It’ll cost a fortune but it comes with a terabyte media server, a Ble-Ray player, video phone built in, WiFI and interaction with Netflix, Vudu, Pandora etc AND it has wireless HDMI. Look at the picture and you’ll see a screen and a box. The screen hangs on the wall but the box is the actual television. Its wireless beams its muscle to the screen.

If you want to see more tech from this year's show visit their site

Woohooo! Three day week-ends every month! Oh wait . . .

If you have not yet heard the story, faculty and academic professionals (people like me) will be taking one furlough day per pay period this semester. (We only get paid once a month so it’s not as bad as it sounds.) There has been a lot of debate about how this might affect students. I’m on the fence, what do you think?

The furloughs are due to the fact that the State of Illinois has not actually provided us with much of the money that was allocated to us in the state budget. I’m sure if my understanding is still accurate but we’re 50% of the way through the fiscal year and we’ve been given about 4% of our funding. If there is not impact on students why not do away with our funding altogether? Clearly we don’t need it if we can carry on without it.

On the other hand, I think most would agree with me that we have an obligation to do whatever possible to look out for students’ best interests. Whether I’m paid 100% or 95% of my salary, I don’t punch a clock. I work whatever hours I need in order to get my work done and I’m okay with this because I chose this job. I’m must rather be paid a bit less and work long hours from time to time if I can do the work I do rather than some other job that I don’t value.

So what do you think? Should furloughs be as invisible to you as possible or should we use these days to make a statement?

One way or another, the furloughs probably won’t be completely invisible. You may notice that furlough days are noted in your syllabi or that an email might result in an auto-response about that person taking a furlough day. The fact is that when I take a furlough day, I can’t read emails or return phone calls. (Of course I have free will and could do this but that would create legal/financial difficulties for the university so I won’t.) This is true of everyone else.

So, you may have a dire emergency that only one person can resolve. If that emergency happens on that person’s furlough day, it will not be addressed until the person returns and catches up on the lost work. Of course this is just a what-if. For example, I’m sure the health services and counseling offices aren’t going to completely abandon students. They’ll work to maintain coverage. Still, you may have an issue that seems dire to you. You may have an important question about an assignment and not being to move forward without an answer.
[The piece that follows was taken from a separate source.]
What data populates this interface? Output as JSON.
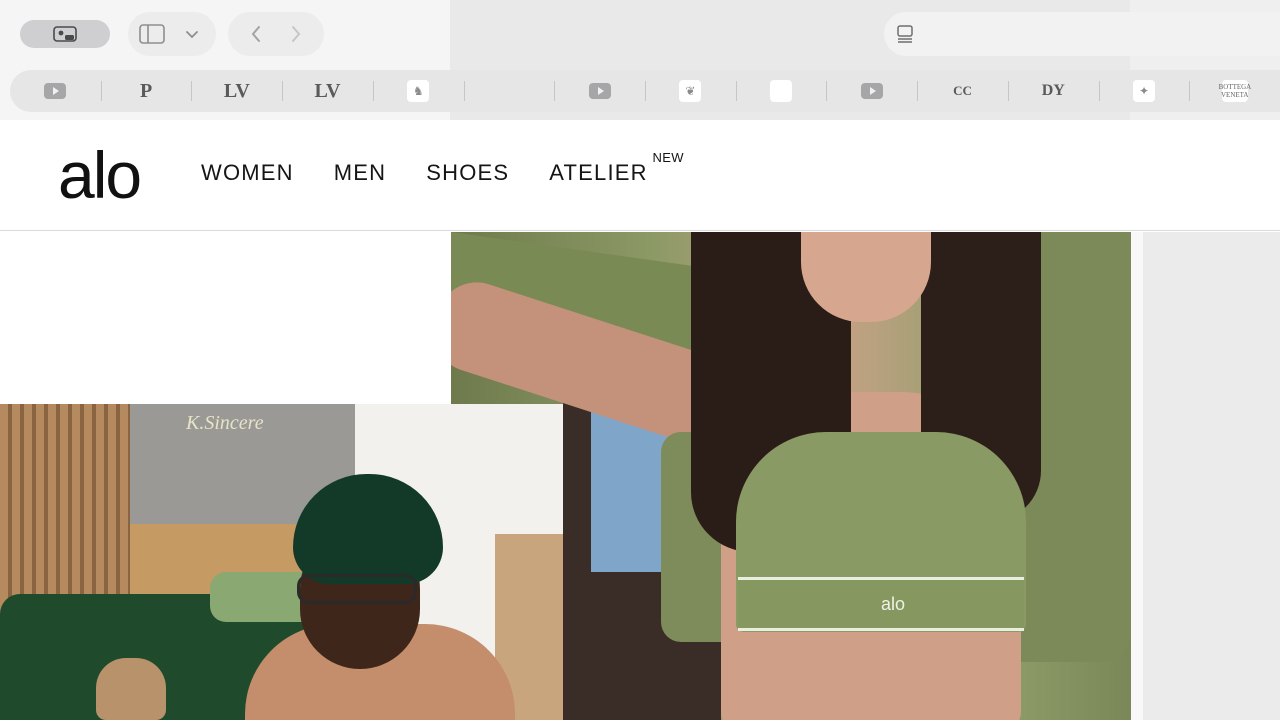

In truth, these “emergencies” happen even without furlough days. (What is the saying?: one person’s emergency is another person’s lack of planning.)

Hopefully, these days will pass as painlessly as possible but do realize that a furlough day might result in a delayed response.